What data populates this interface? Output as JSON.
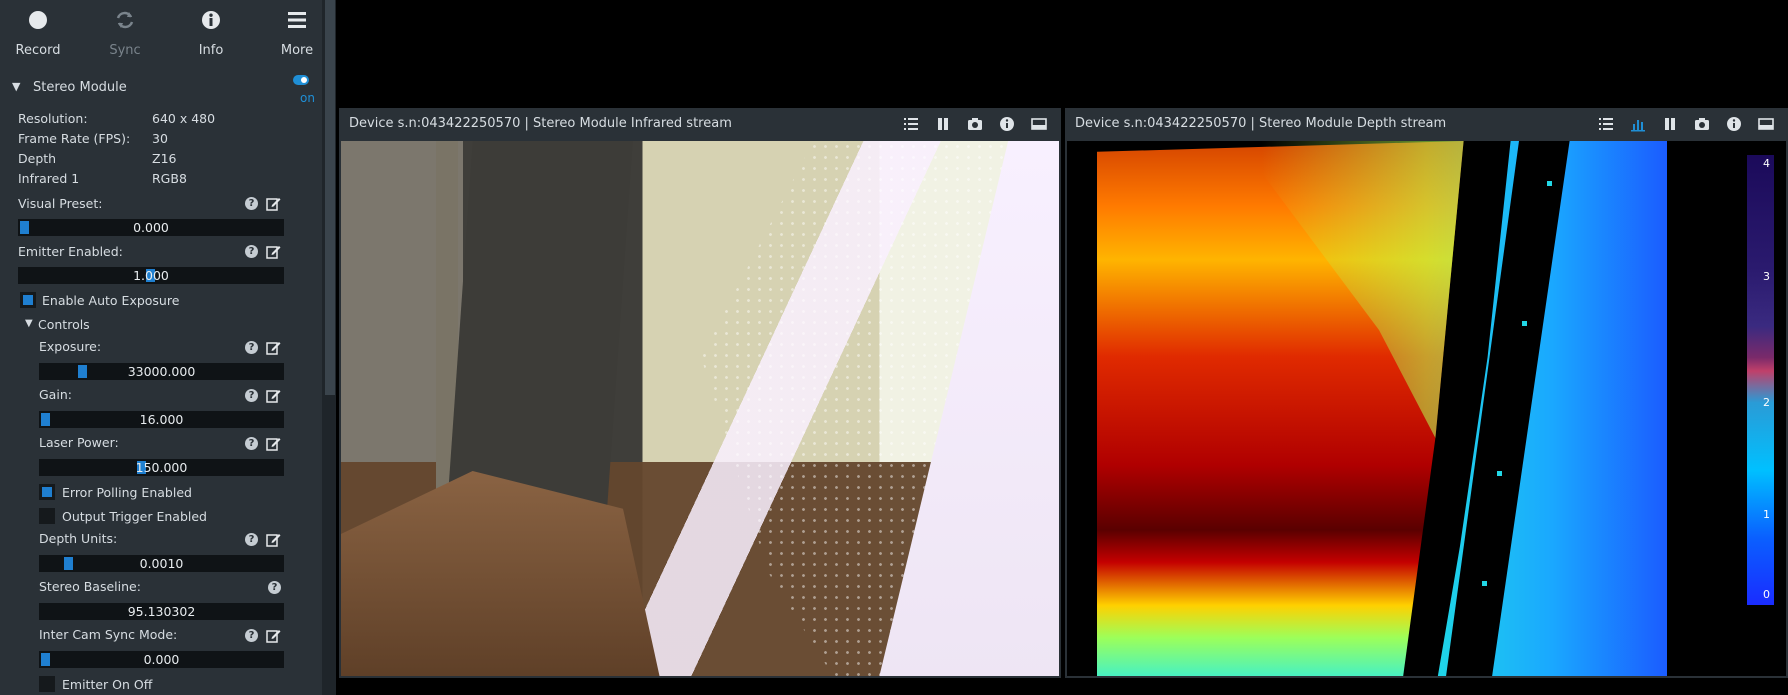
{
  "toolbar": {
    "record_label": "Record",
    "sync_label": "Sync",
    "info_label": "Info",
    "more_label": "More"
  },
  "module": {
    "title": "Stereo Module",
    "toggle_label": "on",
    "resolution_label": "Resolution:",
    "resolution_value": "640 x 480",
    "fps_label": "Frame Rate (FPS):",
    "fps_value": "30",
    "depth_label": "Depth",
    "depth_value": "Z16",
    "infrared_label": "Infrared 1",
    "infrared_value": "RGB8"
  },
  "options": {
    "visual_preset_label": "Visual Preset:",
    "visual_preset_value": "0.000",
    "emitter_enabled_label": "Emitter Enabled:",
    "emitter_enabled_value": "1.000",
    "auto_exposure_label": "Enable Auto Exposure",
    "controls_label": "Controls",
    "exposure_label": "Exposure:",
    "exposure_value": "33000.000",
    "gain_label": "Gain:",
    "gain_value": "16.000",
    "laser_power_label": "Laser Power:",
    "laser_power_value": "150.000",
    "error_polling_label": "Error Polling Enabled",
    "output_trigger_label": "Output Trigger Enabled",
    "depth_units_label": "Depth Units:",
    "depth_units_value": "0.0010",
    "stereo_baseline_label": "Stereo Baseline:",
    "stereo_baseline_value": "95.130302",
    "inter_cam_sync_label": "Inter Cam Sync Mode:",
    "inter_cam_sync_value": "0.000",
    "emitter_on_off_label": "Emitter On Off"
  },
  "streams": {
    "infrared_title": "Device s.n:043422250570 | Stereo Module Infrared stream",
    "depth_title": "Device s.n:043422250570 | Stereo Module Depth stream",
    "colorbar_ticks": [
      "4",
      "3",
      "2",
      "1",
      "0"
    ]
  },
  "colors": {
    "accent": "#1f8fd6",
    "panel_bg": "#2a3137",
    "slider_bg": "#0f1316"
  }
}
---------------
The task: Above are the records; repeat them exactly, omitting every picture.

Response to the exercise:
What data populates this interface? Output as JSON.
{
  "toolbar": {
    "record_label": "Record",
    "sync_label": "Sync",
    "info_label": "Info",
    "more_label": "More"
  },
  "module": {
    "title": "Stereo Module",
    "toggle_label": "on",
    "resolution_label": "Resolution:",
    "resolution_value": "640 x 480",
    "fps_label": "Frame Rate (FPS):",
    "fps_value": "30",
    "depth_label": "Depth",
    "depth_value": "Z16",
    "infrared_label": "Infrared 1",
    "infrared_value": "RGB8"
  },
  "options": {
    "visual_preset_label": "Visual Preset:",
    "visual_preset_value": "0.000",
    "emitter_enabled_label": "Emitter Enabled:",
    "emitter_enabled_value": "1.000",
    "auto_exposure_label": "Enable Auto Exposure",
    "controls_label": "Controls",
    "exposure_label": "Exposure:",
    "exposure_value": "33000.000",
    "gain_label": "Gain:",
    "gain_value": "16.000",
    "laser_power_label": "Laser Power:",
    "laser_power_value": "150.000",
    "error_polling_label": "Error Polling Enabled",
    "output_trigger_label": "Output Trigger Enabled",
    "depth_units_label": "Depth Units:",
    "depth_units_value": "0.0010",
    "stereo_baseline_label": "Stereo Baseline:",
    "stereo_baseline_value": "95.130302",
    "inter_cam_sync_label": "Inter Cam Sync Mode:",
    "inter_cam_sync_value": "0.000",
    "emitter_on_off_label": "Emitter On Off"
  },
  "streams": {
    "infrared_title": "Device s.n:043422250570 | Stereo Module Infrared stream",
    "depth_title": "Device s.n:043422250570 | Stereo Module Depth stream",
    "colorbar_ticks": [
      "4",
      "3",
      "2",
      "1",
      "0"
    ]
  },
  "colors": {
    "accent": "#1f8fd6",
    "panel_bg": "#2a3137",
    "slider_bg": "#0f1316"
  }
}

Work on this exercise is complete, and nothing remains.